Return the lines of the data below in which the string "your" occurs.

Web page and app entries:
-------------------------

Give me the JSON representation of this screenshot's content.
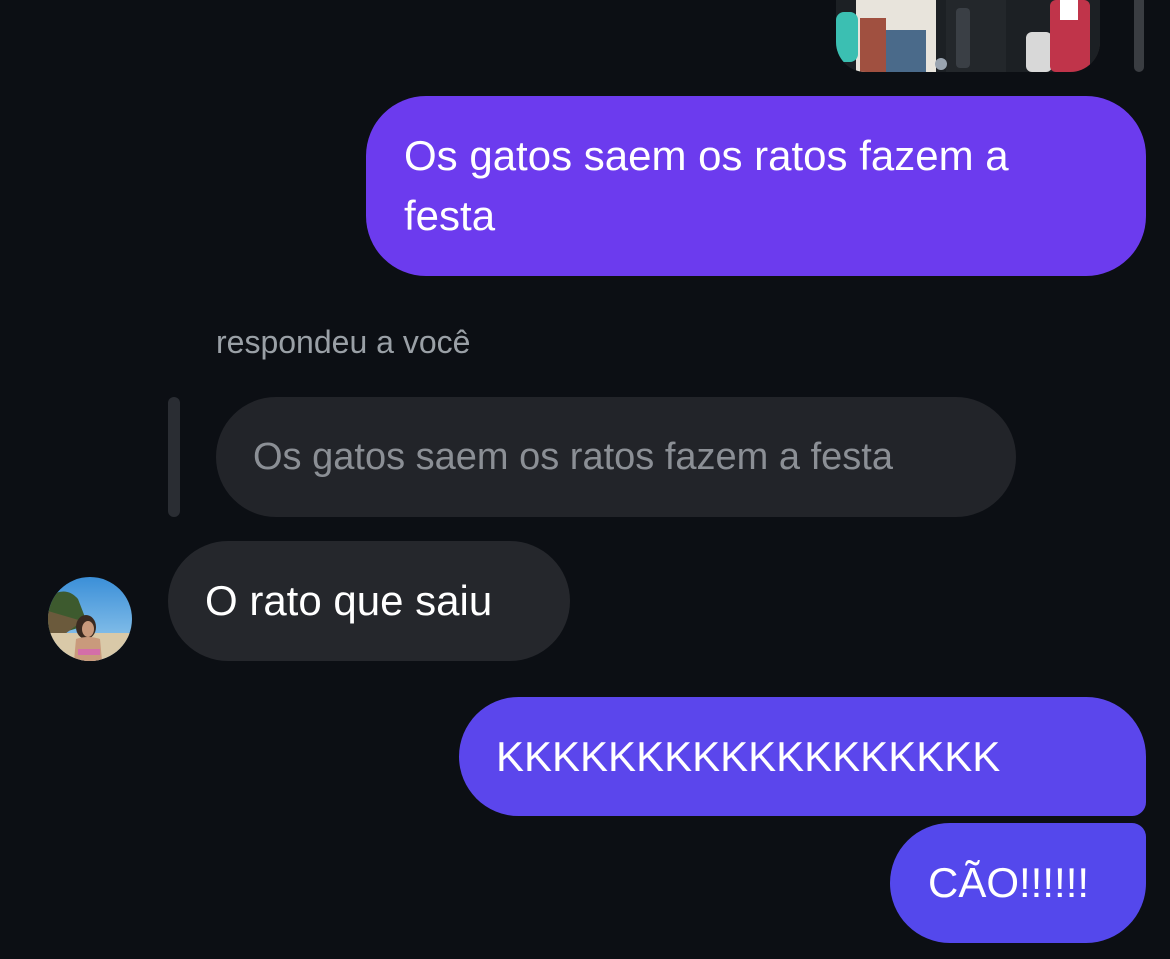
{
  "thread": {
    "shared_photo": {
      "kind": "image",
      "alt": ""
    },
    "messages": [
      {
        "direction": "outgoing",
        "text": "Os gatos saem os ratos fazem a festa"
      },
      {
        "direction": "incoming",
        "reply_label": "respondeu a você",
        "quoted_text": "Os gatos saem os ratos fazem a festa",
        "text": "O rato que saiu"
      },
      {
        "direction": "outgoing",
        "text": "KKKKKKKKKKKKKKKKKK"
      },
      {
        "direction": "outgoing",
        "text": "CÃO!!!!!!"
      }
    ]
  },
  "colors": {
    "background": "#0c0f14",
    "outgoing_purple": "#6c3bee",
    "outgoing_indigo": "#5b46ec",
    "incoming_bubble": "#25272c",
    "quoted_bubble": "#222429",
    "muted_text": "#9aa0a6"
  },
  "icons": {
    "avatar": "contact-avatar-beach-photo"
  }
}
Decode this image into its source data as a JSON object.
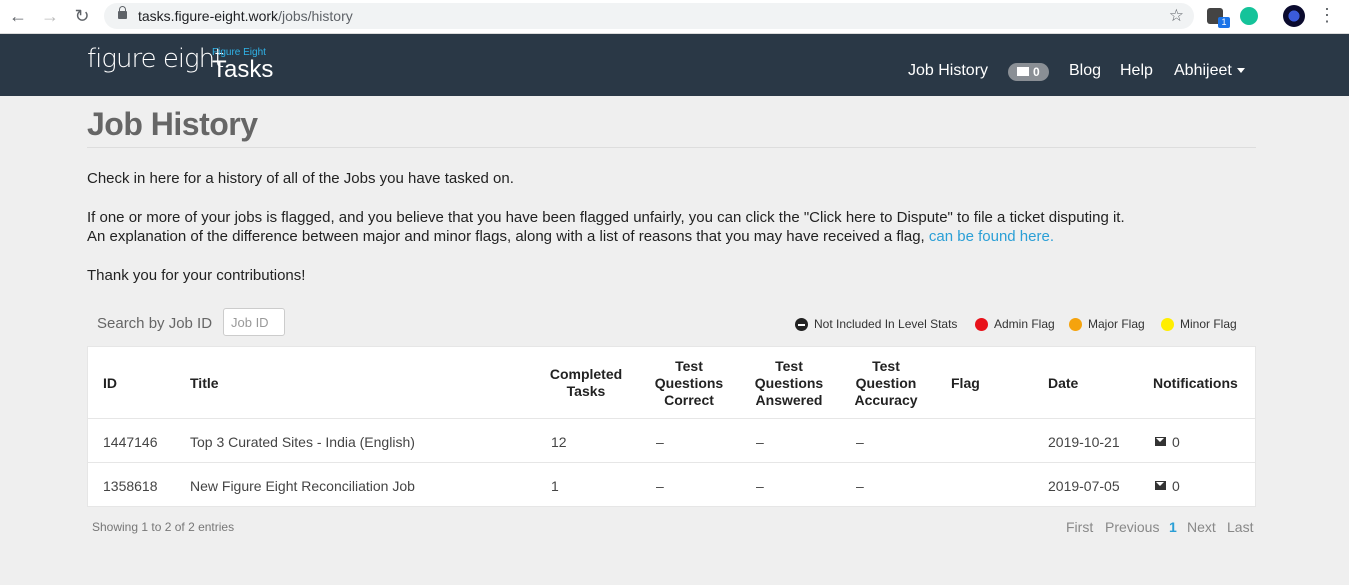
{
  "browser": {
    "url_host": "tasks.figure-eight.work",
    "url_path": "/jobs/history",
    "extension_badge": "1"
  },
  "header": {
    "logo_text": "figure eight",
    "subbrand": "Figure Eight",
    "product": "Tasks",
    "nav": {
      "job_history": "Job History",
      "messages_count": "0",
      "blog": "Blog",
      "help": "Help",
      "user": "Abhijeet"
    }
  },
  "page": {
    "title": "Job History",
    "intro": "Check in here for a history of all of the Jobs you have tasked on.",
    "dispute_line": "If one or more of your jobs is flagged, and you believe that you have been flagged unfairly, you can click the \"Click here to Dispute\" to file a ticket disputing it.",
    "explanation_line": "An explanation of the difference between major and minor flags, along with a list of reasons that you may have received a flag,",
    "explanation_link": "can be found here.",
    "thanks": "Thank you for your contributions!"
  },
  "search": {
    "label": "Search by Job ID",
    "placeholder": "Job ID"
  },
  "legend": {
    "not_included": "Not Included In Level Stats",
    "admin_flag": "Admin Flag",
    "major_flag": "Major Flag",
    "minor_flag": "Minor Flag",
    "colors": {
      "not_included": "#222222",
      "admin": "#e8121a",
      "major": "#f5a30d",
      "minor": "#ffee00"
    }
  },
  "table": {
    "headers": {
      "id": "ID",
      "title": "Title",
      "completed_1": "Completed",
      "completed_2": "Tasks",
      "tqc_1": "Test",
      "tqc_2": "Questions",
      "tqc_3": "Correct",
      "tqa_1": "Test",
      "tqa_2": "Questions",
      "tqa_3": "Answered",
      "tqacc_1": "Test",
      "tqacc_2": "Question",
      "tqacc_3": "Accuracy",
      "flag": "Flag",
      "date": "Date",
      "notifications": "Notifications"
    },
    "rows": [
      {
        "id": "1447146",
        "title": "Top 3 Curated Sites - India (English)",
        "completed": "12",
        "tqc": "–",
        "tqa": "–",
        "tqacc": "–",
        "flag": "",
        "date": "2019-10-21",
        "notifications": "0"
      },
      {
        "id": "1358618",
        "title": "New Figure Eight Reconciliation Job",
        "completed": "1",
        "tqc": "–",
        "tqa": "–",
        "tqacc": "–",
        "flag": "",
        "date": "2019-07-05",
        "notifications": "0"
      }
    ]
  },
  "footer": {
    "showing": "Showing 1 to 2 of 2 entries",
    "first": "First",
    "previous": "Previous",
    "page": "1",
    "next": "Next",
    "last": "Last"
  }
}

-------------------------

» **SOLUTION TO THIS TASK**:
    "dispute_line": "If one or more of your jobs is flagged, and you believe that you have been flagged unfairly, you can click the \"Click here to Dispute\" to file a ticket disputing it.",
    "thanks": "Thank you for your contributions!"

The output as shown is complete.